Possibly, the other recommendation, which is the need to identify the engagement of a candidate in anti-government activities, has stemmed from the practice of the same sort of scrutiny in the process of the recruitment of government officers. It is surprising that a patently clear distinction in the job description between a bureaucrat and an academic has been ignored so flagrantly. A bureaucrat has to comply with the orders of the government, play a vital part in the formation of the policies of the government, and work for implementing them. On the other hand, the fundamental task of an academic is not only to teach but also to engage in research and push the boundaries of new knowledge. It is often the case that academic research in many disciplines, particularly but not limited to social sciences or humanities, is controversial or politically incorrect or anti-establishment. Thus, if this recommendation is followed, it would risk inhibiting academic freedom. No one would suggest that someone involved in criminal activities be recruited as an academic but in any case, a person convicted of a criminal activity would be ineligible to hold an academic position in any university, be it public or private.

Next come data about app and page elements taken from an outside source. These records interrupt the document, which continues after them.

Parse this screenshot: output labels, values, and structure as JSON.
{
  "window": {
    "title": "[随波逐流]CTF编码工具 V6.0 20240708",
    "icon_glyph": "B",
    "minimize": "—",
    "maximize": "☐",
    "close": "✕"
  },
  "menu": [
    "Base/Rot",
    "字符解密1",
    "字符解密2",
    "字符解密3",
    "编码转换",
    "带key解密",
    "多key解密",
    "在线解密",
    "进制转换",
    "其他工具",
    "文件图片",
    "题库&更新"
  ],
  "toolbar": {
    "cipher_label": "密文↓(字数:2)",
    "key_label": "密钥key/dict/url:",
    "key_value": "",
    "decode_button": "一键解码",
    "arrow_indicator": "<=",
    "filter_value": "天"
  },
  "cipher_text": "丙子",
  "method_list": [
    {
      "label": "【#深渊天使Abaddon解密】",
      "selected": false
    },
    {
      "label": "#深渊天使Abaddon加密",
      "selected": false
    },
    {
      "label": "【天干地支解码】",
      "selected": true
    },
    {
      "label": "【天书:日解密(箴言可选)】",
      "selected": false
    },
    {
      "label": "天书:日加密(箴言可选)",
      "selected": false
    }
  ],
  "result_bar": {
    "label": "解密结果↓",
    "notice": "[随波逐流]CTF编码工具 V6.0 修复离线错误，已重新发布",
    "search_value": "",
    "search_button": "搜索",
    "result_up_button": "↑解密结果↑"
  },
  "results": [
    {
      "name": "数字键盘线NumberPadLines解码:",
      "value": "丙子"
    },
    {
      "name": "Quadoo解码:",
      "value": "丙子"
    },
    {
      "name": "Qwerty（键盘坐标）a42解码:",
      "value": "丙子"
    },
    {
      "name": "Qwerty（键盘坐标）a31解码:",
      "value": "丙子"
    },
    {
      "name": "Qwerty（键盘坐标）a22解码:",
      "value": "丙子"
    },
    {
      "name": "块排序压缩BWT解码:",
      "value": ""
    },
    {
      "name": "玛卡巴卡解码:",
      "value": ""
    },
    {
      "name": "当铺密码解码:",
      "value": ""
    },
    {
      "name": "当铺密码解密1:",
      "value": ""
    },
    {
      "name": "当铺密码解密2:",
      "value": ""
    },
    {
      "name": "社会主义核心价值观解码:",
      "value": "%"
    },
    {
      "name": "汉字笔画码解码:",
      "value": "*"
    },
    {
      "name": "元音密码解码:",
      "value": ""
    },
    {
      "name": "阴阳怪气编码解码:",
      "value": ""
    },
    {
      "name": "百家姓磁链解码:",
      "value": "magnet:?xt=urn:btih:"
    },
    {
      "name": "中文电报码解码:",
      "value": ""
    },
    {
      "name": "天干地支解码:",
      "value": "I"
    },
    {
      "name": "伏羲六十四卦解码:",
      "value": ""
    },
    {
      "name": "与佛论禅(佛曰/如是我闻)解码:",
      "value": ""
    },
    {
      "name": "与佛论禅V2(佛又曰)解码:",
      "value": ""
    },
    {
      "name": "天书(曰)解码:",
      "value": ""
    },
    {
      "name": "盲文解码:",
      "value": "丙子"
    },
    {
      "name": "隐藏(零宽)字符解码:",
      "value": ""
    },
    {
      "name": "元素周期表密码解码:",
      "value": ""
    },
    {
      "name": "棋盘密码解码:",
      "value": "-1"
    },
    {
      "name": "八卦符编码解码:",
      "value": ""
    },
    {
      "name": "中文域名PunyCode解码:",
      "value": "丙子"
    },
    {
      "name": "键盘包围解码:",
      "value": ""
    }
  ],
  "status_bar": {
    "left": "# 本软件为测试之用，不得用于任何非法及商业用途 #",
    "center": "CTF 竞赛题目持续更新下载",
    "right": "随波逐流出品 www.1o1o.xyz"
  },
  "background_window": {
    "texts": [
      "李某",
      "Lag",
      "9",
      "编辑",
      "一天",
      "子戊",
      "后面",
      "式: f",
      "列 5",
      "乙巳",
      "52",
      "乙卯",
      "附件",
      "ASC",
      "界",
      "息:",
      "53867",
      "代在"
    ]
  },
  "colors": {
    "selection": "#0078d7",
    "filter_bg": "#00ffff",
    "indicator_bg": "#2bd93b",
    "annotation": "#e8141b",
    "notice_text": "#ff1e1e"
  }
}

Perhaps the only supposed justification for the suggested changes may be that the public universities are reliant on funding from the government and thus, the government's concerns and directives should be heeded by the university administration. As true as the financial reliance may be, such a monetary reliance does not justify interventions of this nature which would be incompatible with the ethos of the institution. And by analogy, many other public institutions which rely on the government for revenue (such as the courts) should then have to be guided by the directives of the government and none in their sane mind would advocate that. Thus, if the recommendations of the Ministry of Education are implemented, it would be an unwarranted development for public universities of Bangladesh.
The writer is an Associate Professor, School of Law, BRAC University.